Puccini wanted to adapt the play into an opera, but there was just one small problem; rival composer Ruggero Leoncavallo was also planning an operatic version of La bohème. Even worse, Leoncavallo had already completed his libretto, so Puccini was forced to defer to Leoncavallo. However, Leoncavallo’s La bohème was a massive failure, so Puccini thought the time was right for him to try where Leoncavallo had failed.
The premier of Puccini’s La bohème was held in Turin at the Teatro Regio, with young conductor Arturo Toscanini at the baton. The opera was a hit and soon many Italian opera companies were mounting their own productions. Interestingly, the first production outside of Italy was held just a few short months later in Buenos Aires, Argentina in June of 1896. Over the next few years, productions of La bohème were performed all over the world: In Alexandria, Lisbon, Moscow, Manchester, London, Los Angeles, New York City, Berlin and Paris.

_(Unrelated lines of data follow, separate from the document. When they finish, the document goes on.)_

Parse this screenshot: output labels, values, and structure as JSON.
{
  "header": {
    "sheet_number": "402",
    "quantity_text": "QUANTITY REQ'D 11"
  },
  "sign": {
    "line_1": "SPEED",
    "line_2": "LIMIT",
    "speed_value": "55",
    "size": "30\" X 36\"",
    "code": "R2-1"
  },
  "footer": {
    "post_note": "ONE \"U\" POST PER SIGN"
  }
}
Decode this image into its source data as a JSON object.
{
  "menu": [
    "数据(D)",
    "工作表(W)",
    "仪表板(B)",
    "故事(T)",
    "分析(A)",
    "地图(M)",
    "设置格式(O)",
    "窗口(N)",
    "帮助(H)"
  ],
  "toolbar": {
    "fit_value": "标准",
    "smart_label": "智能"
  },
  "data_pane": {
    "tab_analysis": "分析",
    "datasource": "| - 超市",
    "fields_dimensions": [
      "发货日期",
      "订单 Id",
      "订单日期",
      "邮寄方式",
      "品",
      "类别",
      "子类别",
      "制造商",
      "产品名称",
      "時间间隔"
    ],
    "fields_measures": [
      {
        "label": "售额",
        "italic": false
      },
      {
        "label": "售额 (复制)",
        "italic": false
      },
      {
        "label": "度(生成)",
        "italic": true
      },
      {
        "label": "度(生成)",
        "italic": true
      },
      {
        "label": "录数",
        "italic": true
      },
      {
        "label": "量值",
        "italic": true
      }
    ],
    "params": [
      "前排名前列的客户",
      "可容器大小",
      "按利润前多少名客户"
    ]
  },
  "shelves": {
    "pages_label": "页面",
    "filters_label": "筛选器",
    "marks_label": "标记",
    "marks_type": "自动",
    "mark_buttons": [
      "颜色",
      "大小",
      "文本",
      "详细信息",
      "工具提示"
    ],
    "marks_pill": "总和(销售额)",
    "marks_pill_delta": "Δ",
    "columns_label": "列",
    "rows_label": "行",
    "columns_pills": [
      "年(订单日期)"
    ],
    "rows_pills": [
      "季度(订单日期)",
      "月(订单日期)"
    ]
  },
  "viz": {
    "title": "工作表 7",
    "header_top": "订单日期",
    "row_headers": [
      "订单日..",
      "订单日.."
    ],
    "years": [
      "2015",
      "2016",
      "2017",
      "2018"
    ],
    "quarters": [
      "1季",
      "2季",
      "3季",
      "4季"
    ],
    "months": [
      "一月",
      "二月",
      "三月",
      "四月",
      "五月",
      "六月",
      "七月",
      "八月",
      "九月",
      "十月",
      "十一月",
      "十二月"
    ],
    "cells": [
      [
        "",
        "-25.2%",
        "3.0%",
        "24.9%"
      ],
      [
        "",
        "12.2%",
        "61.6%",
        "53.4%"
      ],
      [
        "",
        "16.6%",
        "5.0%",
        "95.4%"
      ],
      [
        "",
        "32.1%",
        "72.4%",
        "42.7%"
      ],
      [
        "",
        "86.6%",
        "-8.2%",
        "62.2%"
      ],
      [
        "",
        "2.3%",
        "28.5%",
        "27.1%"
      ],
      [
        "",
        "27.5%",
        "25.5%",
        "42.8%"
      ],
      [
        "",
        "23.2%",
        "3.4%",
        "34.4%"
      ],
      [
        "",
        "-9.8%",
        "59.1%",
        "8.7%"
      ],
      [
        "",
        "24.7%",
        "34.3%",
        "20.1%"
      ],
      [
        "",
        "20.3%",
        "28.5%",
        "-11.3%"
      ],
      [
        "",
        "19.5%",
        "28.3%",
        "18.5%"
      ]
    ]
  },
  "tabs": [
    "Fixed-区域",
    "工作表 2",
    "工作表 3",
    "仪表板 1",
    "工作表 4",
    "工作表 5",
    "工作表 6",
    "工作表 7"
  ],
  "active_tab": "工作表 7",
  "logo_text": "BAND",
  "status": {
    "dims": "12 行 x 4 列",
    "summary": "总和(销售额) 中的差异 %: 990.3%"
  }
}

Friends, I must say that as an L. A. native, I take a bit of pride in the fact that in 1897 little ol’ Los Angeles staged a production of this landmark cultural work before either New York or Paris.
La bohème continued to be popular into the 20th century and remains an operatic staple to this day. In 1946, Toscanini was the music director and conductor for the NBC Symphony Orchestra, and so to celebrate the opera’s 50th anniversary, he arranged for a special concert version of La bohème to be broadcast on the NBC radio network. Thankfully, this performance was recorded, making it the only recording of a Puccini opera to feature its original conductor, a feat that’s rare for many classic operas.
Unsurprisingly, there is a cocktail called La Boheme. It’s a fascinating concoction that balances several disparate flavors: Start with a simple Vodka Cranberry cocktail. and then add some black raspberry liqueur and elderflower liqueur to make this more of a cocktail for adults; or perhaps more bohemian.
- 1 ounce Vodka
- 1 1/2 ounce cranberry juice
- 1/2 ounce Black Raspberry Liqueur
- 1/2 ounce Elderflower Liqueur
Shake all ingredients together and strain into a chilled cocktail glass.